“We can’t have a militarized Palestinian state,” he said. “That’s not going to work. Think about the approach to Ben Gurion Airport. [Planes flying in and out of it are] coming right over the West Bank most of the time. That can’t work if they’re allowed to have rocket launchers and a military.”
He said he disagreed with US President Donald Trump’s decision to move the US embassy to Jerusalem under the circumstances he did, but not necessarily to formally recognize the holy city as Israel’s capital.
“We shouldn’t have moved the embassy to Jerusalem at this particular time,” he said. “Israel has a right to decide where their capital is, their capital has always been Jerusalem. And that’s fine, but this was not the time to throw fuel on the fire and move the embassy.”
The Trump administration announced last month it would open its new embassy in May, to coincide with the 70th anniversary of Israel’s birth, which Palestinians took to be a provocation.
Trone diverged from the last Democratic president, Barack Obama, who put pressure on Israel to roll back its building of West Bank settlements, ultimately culminating in his allowing a UN Security Council resolution condemning the enterprise to pass.
Other presidents, including Republicans Ronald Reagan, George H.W. Bush and George W. Bush pushed Israel as well not to expand its presence in the West Bank.
“You don’t tell somebody else how to conduct their marriage,” Trone said.
“We can’t dictate to Israel how they have to run their country,” he continued. “And they don’t dictate to us how they run our country. I think that’s wrong. I think us telling them whether they can build settlements or not — that’s not our business.”

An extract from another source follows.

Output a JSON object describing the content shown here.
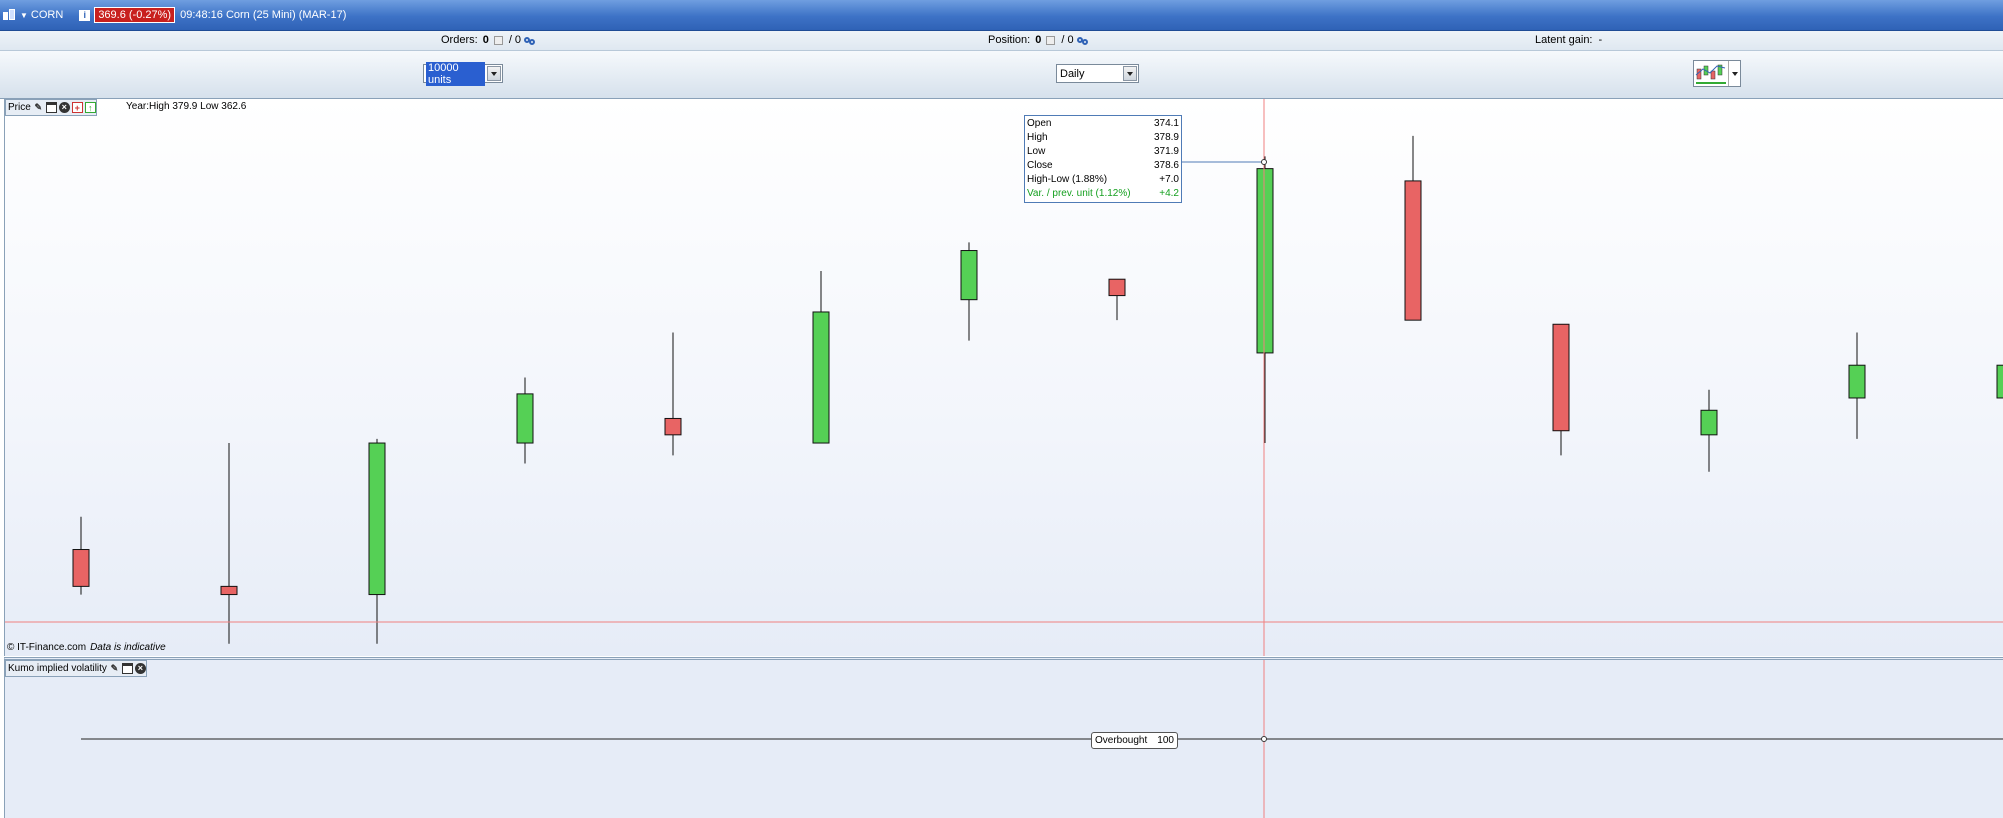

Trone also expressed disapproval of the 2015 Iran nuclear deal the Obama administration negotiated with world powers and Iran. “I would have voted against the deal,” he said.
While he claimed he would now vote for a measure to amend the deal, as the Trump administration is demanding, he said it was imperative not to abrogate the accord outright.
“Now that it’s been made, we have to keep it and strengthen it,” he said. He expressed a desire to include into the agreement a ban on ballistic missile testing, increased access to Iran’s military sites and a removal of the deal’s sunset provisions, which allow certain restrictions to expire.
“We don’t want to kill the deal. The deal is the best thing we have now,” he said. “It’s not a good deal, but we got it. So we have to make it stronger. We don’t want to throw it in the trash, because we’ve lost all of our leverage. The Europeans aren’t going to be with us. They’re working to do business and they’ve gone their own route.”
The business of politics
While in Israel, Trone also pursued some business interests, including visits to Israeli wineries whose products he sells in his stores. He said Total Wine buys 7,000 cases of wine from Israel each year for his nearly 175 stores, including from Barkan and Psagot wineries.
He is also working on importing Goldstar and Maccabee beer. They will test those in their top 30-40 stores, he said, starting in the next five to six months.
But he’s hoping to soon move on from the business of selling wine to that of passing laws. “I don’t need a job,” referring to his wealth. “I’ve had a great job at Total Wine and More.”
And while he’s spent a career hiring thousands to work at his stores, he now has to convince a plurality of Maryland’s Sixth District to hire him.